• Provided records:
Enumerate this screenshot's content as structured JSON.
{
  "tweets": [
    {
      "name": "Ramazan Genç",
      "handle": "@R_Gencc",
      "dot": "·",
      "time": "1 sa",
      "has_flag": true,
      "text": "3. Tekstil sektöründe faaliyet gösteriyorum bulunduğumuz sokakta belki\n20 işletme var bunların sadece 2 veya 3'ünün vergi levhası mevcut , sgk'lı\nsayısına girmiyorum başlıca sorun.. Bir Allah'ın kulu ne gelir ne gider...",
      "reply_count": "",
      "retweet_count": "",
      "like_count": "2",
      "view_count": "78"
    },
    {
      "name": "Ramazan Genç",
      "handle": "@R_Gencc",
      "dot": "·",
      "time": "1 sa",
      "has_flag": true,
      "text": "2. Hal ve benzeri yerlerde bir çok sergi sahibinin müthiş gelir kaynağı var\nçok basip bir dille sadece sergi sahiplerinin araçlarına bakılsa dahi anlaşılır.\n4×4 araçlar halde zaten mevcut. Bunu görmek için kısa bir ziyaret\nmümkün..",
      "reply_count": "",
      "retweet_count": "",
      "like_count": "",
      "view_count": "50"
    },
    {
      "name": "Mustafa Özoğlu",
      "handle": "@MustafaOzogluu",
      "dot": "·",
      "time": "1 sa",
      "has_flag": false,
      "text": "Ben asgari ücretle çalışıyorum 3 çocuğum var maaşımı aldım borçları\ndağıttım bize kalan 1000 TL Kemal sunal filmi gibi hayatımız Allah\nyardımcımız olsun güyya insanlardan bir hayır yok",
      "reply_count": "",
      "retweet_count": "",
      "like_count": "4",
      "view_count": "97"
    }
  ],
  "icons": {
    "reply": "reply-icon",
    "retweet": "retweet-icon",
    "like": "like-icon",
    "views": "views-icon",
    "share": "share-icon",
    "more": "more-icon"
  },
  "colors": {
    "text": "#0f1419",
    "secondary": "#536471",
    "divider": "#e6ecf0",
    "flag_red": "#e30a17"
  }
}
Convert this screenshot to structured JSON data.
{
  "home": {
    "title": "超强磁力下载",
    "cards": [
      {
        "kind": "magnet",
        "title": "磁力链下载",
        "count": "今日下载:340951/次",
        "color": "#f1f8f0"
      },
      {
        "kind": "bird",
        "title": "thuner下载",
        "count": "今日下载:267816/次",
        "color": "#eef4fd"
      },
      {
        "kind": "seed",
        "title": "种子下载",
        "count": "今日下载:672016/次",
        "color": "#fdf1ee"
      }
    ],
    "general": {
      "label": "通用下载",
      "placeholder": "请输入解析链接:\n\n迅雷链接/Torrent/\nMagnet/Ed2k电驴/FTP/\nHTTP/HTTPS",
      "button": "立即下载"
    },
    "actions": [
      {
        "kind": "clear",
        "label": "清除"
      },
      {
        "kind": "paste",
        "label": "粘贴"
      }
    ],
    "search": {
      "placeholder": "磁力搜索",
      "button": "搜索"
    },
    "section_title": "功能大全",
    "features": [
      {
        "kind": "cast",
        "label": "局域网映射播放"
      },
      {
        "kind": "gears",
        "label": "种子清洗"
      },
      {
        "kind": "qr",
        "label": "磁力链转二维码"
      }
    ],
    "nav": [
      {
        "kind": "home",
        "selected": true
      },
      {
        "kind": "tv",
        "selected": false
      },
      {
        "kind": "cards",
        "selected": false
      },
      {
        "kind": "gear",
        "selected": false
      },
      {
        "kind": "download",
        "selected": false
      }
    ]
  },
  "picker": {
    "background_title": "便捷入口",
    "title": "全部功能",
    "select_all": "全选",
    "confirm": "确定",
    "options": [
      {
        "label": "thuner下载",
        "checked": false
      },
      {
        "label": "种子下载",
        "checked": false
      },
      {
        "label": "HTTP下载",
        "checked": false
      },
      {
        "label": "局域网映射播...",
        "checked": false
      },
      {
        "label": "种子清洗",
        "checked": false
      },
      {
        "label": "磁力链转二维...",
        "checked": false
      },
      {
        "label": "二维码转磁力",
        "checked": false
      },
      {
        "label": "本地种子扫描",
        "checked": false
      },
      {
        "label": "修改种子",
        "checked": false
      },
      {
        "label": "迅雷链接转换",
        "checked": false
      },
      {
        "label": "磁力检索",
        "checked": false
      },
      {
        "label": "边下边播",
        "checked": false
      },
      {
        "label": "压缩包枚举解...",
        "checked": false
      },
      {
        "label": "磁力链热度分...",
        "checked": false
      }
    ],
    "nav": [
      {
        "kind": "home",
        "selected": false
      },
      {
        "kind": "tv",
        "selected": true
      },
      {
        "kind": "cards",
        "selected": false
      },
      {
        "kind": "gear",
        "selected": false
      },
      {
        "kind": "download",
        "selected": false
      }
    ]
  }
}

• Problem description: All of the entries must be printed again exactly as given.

• Written answer:
Enumerate this screenshot's content as structured JSON.
{
  "tweets": [
    {
      "name": "Ramazan Genç",
      "handle": "@R_Gencc",
      "dot": "·",
      "time": "1 sa",
      "has_flag": true,
      "text": "3. Tekstil sektöründe faaliyet gösteriyorum bulunduğumuz sokakta belki\n20 işletme var bunların sadece 2 veya 3'ünün vergi levhası mevcut , sgk'lı\nsayısına girmiyorum başlıca sorun.. Bir Allah'ın kulu ne gelir ne gider...",
      "reply_count": "",
      "retweet_count": "",
      "like_count": "2",
      "view_count": "78"
    },
    {
      "name": "Ramazan Genç",
      "handle": "@R_Gencc",
      "dot": "·",
      "time": "1 sa",
      "has_flag": true,
      "text": "2. Hal ve benzeri yerlerde bir çok sergi sahibinin müthiş gelir kaynağı var\nçok basip bir dille sadece sergi sahiplerinin araçlarına bakılsa dahi anlaşılır.\n4×4 araçlar halde zaten mevcut. Bunu görmek için kısa bir ziyaret\nmümkün..",
      "reply_count": "",
      "retweet_count": "",
      "like_count": "",
      "view_count": "50"
    },
    {
      "name": "Mustafa Özoğlu",
      "handle": "@MustafaOzogluu",
      "dot": "·",
      "time": "1 sa",
      "has_flag": false,
      "text": "Ben asgari ücretle çalışıyorum 3 çocuğum var maaşımı aldım borçları\ndağıttım bize kalan 1000 TL Kemal sunal filmi gibi hayatımız Allah\nyardımcımız olsun güyya insanlardan bir hayır yok",
      "reply_count": "",
      "retweet_count": "",
      "like_count": "4",
      "view_count": "97"
    }
  ],
  "icons": {
    "reply": "reply-icon",
    "retweet": "retweet-icon",
    "like": "like-icon",
    "views": "views-icon",
    "share": "share-icon",
    "more": "more-icon"
  },
  "colors": {
    "text": "#0f1419",
    "secondary": "#536471",
    "divider": "#e6ecf0",
    "flag_red": "#e30a17"
  }
}
Convert this screenshot to structured JSON data.
{
  "home": {
    "title": "超强磁力下载",
    "cards": [
      {
        "kind": "magnet",
        "title": "磁力链下载",
        "count": "今日下载:340951/次",
        "color": "#f1f8f0"
      },
      {
        "kind": "bird",
        "title": "thuner下载",
        "count": "今日下载:267816/次",
        "color": "#eef4fd"
      },
      {
        "kind": "seed",
        "title": "种子下载",
        "count": "今日下载:672016/次",
        "color": "#fdf1ee"
      }
    ],
    "general": {
      "label": "通用下载",
      "placeholder": "请输入解析链接:\n\n迅雷链接/Torrent/\nMagnet/Ed2k电驴/FTP/\nHTTP/HTTPS",
      "button": "立即下载"
    },
    "actions": [
      {
        "kind": "clear",
        "label": "清除"
      },
      {
        "kind": "paste",
        "label": "粘贴"
      }
    ],
    "search": {
      "placeholder": "磁力搜索",
      "button": "搜索"
    },
    "section_title": "功能大全",
    "features": [
      {
        "kind": "cast",
        "label": "局域网映射播放"
      },
      {
        "kind": "gears",
        "label": "种子清洗"
      },
      {
        "kind": "qr",
        "label": "磁力链转二维码"
      }
    ],
    "nav": [
      {
        "kind": "home",
        "selected": true
      },
      {
        "kind": "tv",
        "selected": false
      },
      {
        "kind": "cards",
        "selected": false
      },
      {
        "kind": "gear",
        "selected": false
      },
      {
        "kind": "download",
        "selected": false
      }
    ]
  },
  "picker": {
    "background_title": "便捷入口",
    "title": "全部功能",
    "select_all": "全选",
    "confirm": "确定",
    "options": [
      {
        "label": "thuner下载",
        "checked": false
      },
      {
        "label": "种子下载",
        "checked": false
      },
      {
        "label": "HTTP下载",
        "checked": false
      },
      {
        "label": "局域网映射播...",
        "checked": false
      },
      {
        "label": "种子清洗",
        "checked": false
      },
      {
        "label": "磁力链转二维...",
        "checked": false
      },
      {
        "label": "二维码转磁力",
        "checked": false
      },
      {
        "label": "本地种子扫描",
        "checked": false
      },
      {
        "label": "修改种子",
        "checked": false
      },
      {
        "label": "迅雷链接转换",
        "checked": false
      },
      {
        "label": "磁力检索",
        "checked": false
      },
      {
        "label": "边下边播",
        "checked": false
      },
      {
        "label": "压缩包枚举解...",
        "checked": false
      },
      {
        "label": "磁力链热度分...",
        "checked": false
      }
    ],
    "nav": [
      {
        "kind": "home",
        "selected": false
      },
      {
        "kind": "tv",
        "selected": true
      },
      {
        "kind": "cards",
        "selected": false
      },
      {
        "kind": "gear",
        "selected": false
      },
      {
        "kind": "download",
        "selected": false
      }
    ]
  }
}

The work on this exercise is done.